Most of 2006, which anticipated the release of albums by acts such as Fuzon, Kaavish, Zeb & Haniya among others, was marred by the Lal Masjid crisis, imposition of emergency, overthrowing of the judiciary and the cherry on top being the assassination of Benazir Bhutto. Not withstanding the precedence socio-political issues take over all other matters, the end result was perhaps the bleakest year in the Pakistani pop music scene ever since the new media boom.

In 2006, hardly any albums were released. Concerts which had begun to pick up pace the year before died down after all, who wants to go to a concert when the politics of the country is more entertaining and has more drama than any entertainment channel any day. Forget about constructing reality television stars, our politicians are the real stars. But now, I begin to digress.

The more you suppress something, the stronger the force with which it will try to break free. Picking up from where 2005 left off, 2007 is the year in which the music industry has literally come out with all its guns blazing. Some of the bands that released their albums this year — which had previously been gathering dust, waiting for an opportune time to be released — included Atif Aslam`s Meri Kahani, Jal`s Boondh, Fuzon`s Journey, Rahat Fateh Ali Khan`s Charkha, Zeb & Haniya`s Chup, Strings` Koi Aney Wala Hai, Ali Azmat`s Klashnifolk and finally, the much-publicised Shahzad Roy album, Qismet Apney Haath Mein. These are just some of the more high-profile names, visit any local music store and there are posters advertising the launch of even more albums by even more obscure artistes.

Talk about album launches and the topic naturally shifts towards record labels. Where in the early nineties, a record label in Pakistan was just perhaps a little more than just a mere distributor of albums while the rest of the work — making music videos, doing the album cover art, marketing the album and representation of the artiste — was all handled by the artiste itself. Add rampant piracy to that and many record labels were forced to cut their operations short and shut down.

Come the 2002 media boom and the popularity of Indus Music, which was a major factor in perpetuating a whole new pop culture amongst the youth; coupled with the potential music had, as a developing industry, record labels were bound to spring up. The only problem was that in order to make them work, record labels needed to get their act together in terms of distribution, marketing and promotion and so on.

Out of all the record labels that started in the past couple of years, which included Super Records (clientele included Annie Princess, Omar Inayat and the now-defunct Rungg), BMN records (clientele included Josh), EMI (clientele included Sajid & Zeeshan), The Musik Records (clientele included Haroon, Aaroh and the likes) and Fire Records — The Music Records and Fire Records are still very much a part of the game, with the rest quietly bowing out from the game. There is a vast difference in the portfolio of artistes that each record label has. The only high-profile release from The Musik Records this year has been the launch of the new Fuzon album, which has yet to prove its mettle in the market. Fire Records on the other hand, has had the rest of the big releases Zeb & Haniya, Rahat Fateh Ali Khan, Atif Aslam, Jal, Strings and now Ali Azmat and Shahzad Roy. Save for Strings, and the latter two releases (its too early to say for them), the rest of the albums did well in terms of the sales around the time of the launch but cooled down considerably after the hype surrounding them died down.

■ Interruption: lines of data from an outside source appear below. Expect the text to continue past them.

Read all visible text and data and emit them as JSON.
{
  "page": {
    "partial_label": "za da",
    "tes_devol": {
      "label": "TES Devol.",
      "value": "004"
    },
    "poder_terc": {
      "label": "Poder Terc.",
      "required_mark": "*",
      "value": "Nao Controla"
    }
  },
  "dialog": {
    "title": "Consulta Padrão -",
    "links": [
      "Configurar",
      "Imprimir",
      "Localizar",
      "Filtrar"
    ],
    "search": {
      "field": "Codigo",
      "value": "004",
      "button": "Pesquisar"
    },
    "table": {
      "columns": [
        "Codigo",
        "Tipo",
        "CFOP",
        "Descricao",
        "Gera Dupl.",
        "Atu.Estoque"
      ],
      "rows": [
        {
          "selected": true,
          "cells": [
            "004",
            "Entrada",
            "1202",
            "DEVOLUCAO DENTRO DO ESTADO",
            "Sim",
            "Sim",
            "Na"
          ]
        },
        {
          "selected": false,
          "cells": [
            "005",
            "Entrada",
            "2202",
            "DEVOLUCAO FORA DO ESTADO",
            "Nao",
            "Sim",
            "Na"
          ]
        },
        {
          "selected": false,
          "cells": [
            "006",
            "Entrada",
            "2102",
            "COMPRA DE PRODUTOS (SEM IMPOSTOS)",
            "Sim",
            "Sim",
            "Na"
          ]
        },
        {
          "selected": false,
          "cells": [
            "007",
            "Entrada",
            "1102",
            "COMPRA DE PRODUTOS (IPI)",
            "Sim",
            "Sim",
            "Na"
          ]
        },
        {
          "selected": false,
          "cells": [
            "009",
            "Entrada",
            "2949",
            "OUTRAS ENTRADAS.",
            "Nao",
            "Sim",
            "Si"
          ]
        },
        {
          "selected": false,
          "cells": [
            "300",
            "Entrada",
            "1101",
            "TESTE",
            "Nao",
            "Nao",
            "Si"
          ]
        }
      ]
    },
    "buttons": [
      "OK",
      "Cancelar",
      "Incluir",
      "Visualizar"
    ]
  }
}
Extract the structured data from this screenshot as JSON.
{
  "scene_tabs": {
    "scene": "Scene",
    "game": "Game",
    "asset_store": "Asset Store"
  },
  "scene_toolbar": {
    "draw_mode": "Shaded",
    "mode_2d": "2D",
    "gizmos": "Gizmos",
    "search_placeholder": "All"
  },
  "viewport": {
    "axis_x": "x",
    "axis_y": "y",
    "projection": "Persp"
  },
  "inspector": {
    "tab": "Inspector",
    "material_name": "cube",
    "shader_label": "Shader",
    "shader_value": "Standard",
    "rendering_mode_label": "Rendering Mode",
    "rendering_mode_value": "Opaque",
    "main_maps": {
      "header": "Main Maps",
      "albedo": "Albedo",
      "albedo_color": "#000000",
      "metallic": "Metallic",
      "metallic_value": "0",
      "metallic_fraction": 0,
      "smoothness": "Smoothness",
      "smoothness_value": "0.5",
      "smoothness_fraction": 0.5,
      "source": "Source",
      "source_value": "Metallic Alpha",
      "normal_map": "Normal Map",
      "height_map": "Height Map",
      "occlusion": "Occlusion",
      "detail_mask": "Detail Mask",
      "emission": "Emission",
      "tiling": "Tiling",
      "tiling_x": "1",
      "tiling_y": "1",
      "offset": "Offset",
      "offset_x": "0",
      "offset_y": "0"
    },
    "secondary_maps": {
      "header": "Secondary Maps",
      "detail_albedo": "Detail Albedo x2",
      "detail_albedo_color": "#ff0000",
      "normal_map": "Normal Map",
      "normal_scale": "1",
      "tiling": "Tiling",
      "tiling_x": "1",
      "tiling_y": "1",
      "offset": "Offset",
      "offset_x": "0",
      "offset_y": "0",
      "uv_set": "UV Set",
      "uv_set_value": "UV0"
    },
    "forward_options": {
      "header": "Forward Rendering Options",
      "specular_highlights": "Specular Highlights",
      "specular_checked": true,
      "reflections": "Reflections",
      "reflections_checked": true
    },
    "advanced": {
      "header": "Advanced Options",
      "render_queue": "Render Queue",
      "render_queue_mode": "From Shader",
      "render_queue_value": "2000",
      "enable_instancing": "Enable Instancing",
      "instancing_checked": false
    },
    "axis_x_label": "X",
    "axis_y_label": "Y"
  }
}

As prominent record labels in Pakistan, what are they offering artistes who sign up with them? Since both are also a part of two very large media organizations, their artistes receive their promotion through their media channels and related partners, guaranteeing a certain amount of visibility and airtime. They also have their distribution networks laid out to ensure availability of the album throughout the country. Having said that, how`re they now approaching the issue of piracy which is even more pertinent in today`s internet-download world?

Before its official launch, The Musik Records performed a small crackdown on all factories that were producing counterfeit music/albums. Fire Records (rumour has it) has been looking to enforce copyright laws and certificates wherever any music by their artistes is used. Yes, it`s true, from now on if you want any one of your songs to be a part of a commercial jingle, you will have to produce a copyright certificate. Also in some cases, we`ve come to know that Fire Records has also been involved in supporting the production of an artiste`s album as well as overlooking its impending release. As one member of the music industry recently pointed out “I see the future of music with Fire.”

However, things are still not as stable as they were back in 2005. Album launches are normally followed by album launch concerts and, considering the lack of venues available to the artistes`; by a large margin album launch tours as well. Most of our artists now tour abroad while staying in the country simply to endorse more products. As much as we might like to think of them as nothing but pure and simple evil out to get their brands on everything good, currently the funding that corporations contribute to the entertainment industry is what is still keeping it afloat. With a dearth of concerts from which to generate revenue, artistes` have no choice but to go with the next available option which is product endorsements. At some point, it stops revolving around art for art`s sake and becomes more about simply surviving.

Having said that, the face (and pace) of the industry is changing. The question is are we ready for it? n